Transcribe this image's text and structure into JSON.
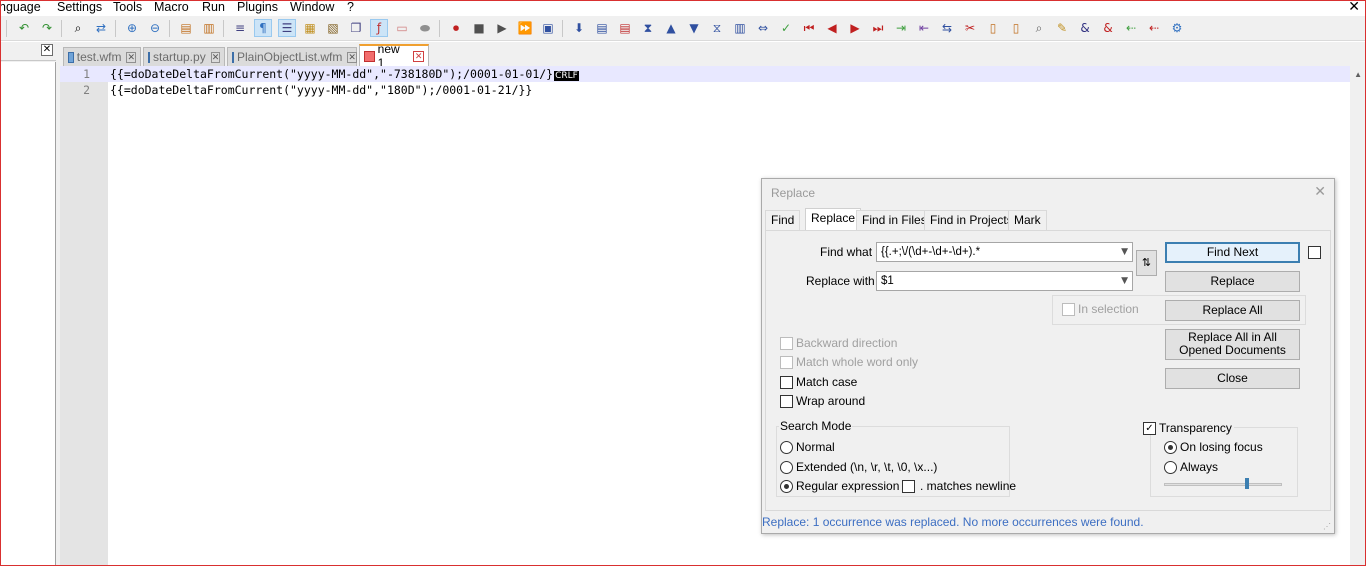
{
  "menu": {
    "items": [
      "nguage",
      "Settings",
      "Tools",
      "Macro",
      "Run",
      "Plugins",
      "Window",
      "?"
    ],
    "close_glyph": "✕"
  },
  "toolbar": {
    "icons": [
      "undo-icon",
      "redo-icon",
      "find-icon",
      "replace-icon",
      "zoom-in-icon",
      "zoom-out-icon",
      "sync-vertical-icon",
      "sync-horizontal-icon",
      "word-wrap-icon",
      "show-all-characters-icon",
      "indent-guide-icon",
      "user-defined-language-icon",
      "document-map-icon",
      "function-list-icon",
      "folder-as-workspace-icon",
      "monitoring-icon",
      "record-macro-icon",
      "stop-recording-icon",
      "play-macro-icon",
      "run-macro-multiple-icon",
      "save-macro-icon"
    ]
  },
  "tabs": [
    {
      "label": "test.wfm",
      "close": "✕"
    },
    {
      "label": "startup.py",
      "close": "✕"
    },
    {
      "label": "PlainObjectList.wfm",
      "close": "✕"
    },
    {
      "label": "new 1",
      "close": "✕"
    }
  ],
  "left_panel": {
    "close": "✕"
  },
  "editor": {
    "lines": [
      {
        "number": "1",
        "text": "{{=doDateDeltaFromCurrent(\"yyyy-MM-dd\",\"-738180D\");/0001-01-01/}",
        "eol": "CRLF"
      },
      {
        "number": "2",
        "text": "{{=doDateDeltaFromCurrent(\"yyyy-MM-dd\",\"180D\");/0001-01-21/}}",
        "eol": ""
      }
    ]
  },
  "dialog": {
    "title": "Replace",
    "close": "✕",
    "tabs": [
      "Find",
      "Replace",
      "Find in Files",
      "Find in Projects",
      "Mark"
    ],
    "find_what_label": "Find what :",
    "find_what_value": "{{.+;\\/(\\d+-\\d+-\\d+).*",
    "replace_with_label": "Replace with :",
    "replace_with_value": "$1",
    "swap_glyph": "⇅",
    "in_selection": "In selection",
    "buttons": {
      "find_next": "Find Next",
      "replace": "Replace",
      "replace_all": "Replace All",
      "replace_all_opened": "Replace All in All Opened Documents",
      "close": "Close"
    },
    "options": {
      "backward": "Backward direction",
      "whole_word": "Match whole word only",
      "match_case": "Match case",
      "wrap_around": "Wrap around"
    },
    "search_mode": {
      "title": "Search Mode",
      "normal": "Normal",
      "extended": "Extended (\\n, \\r, \\t, \\0, \\x...)",
      "regex": "Regular expression",
      "matches_newline": ". matches newline"
    },
    "transparency": {
      "title": "Transparency",
      "checked_mark": "✓",
      "on_losing_focus": "On losing focus",
      "always": "Always",
      "level_percent": 70
    },
    "status": "Replace: 1 occurrence was replaced. No more occurrences were found."
  }
}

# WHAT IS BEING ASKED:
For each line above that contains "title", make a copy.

# RESULT OF THE TASK:
    "title": "Replace",
      "title": "Search Mode",
      "title": "Transparency",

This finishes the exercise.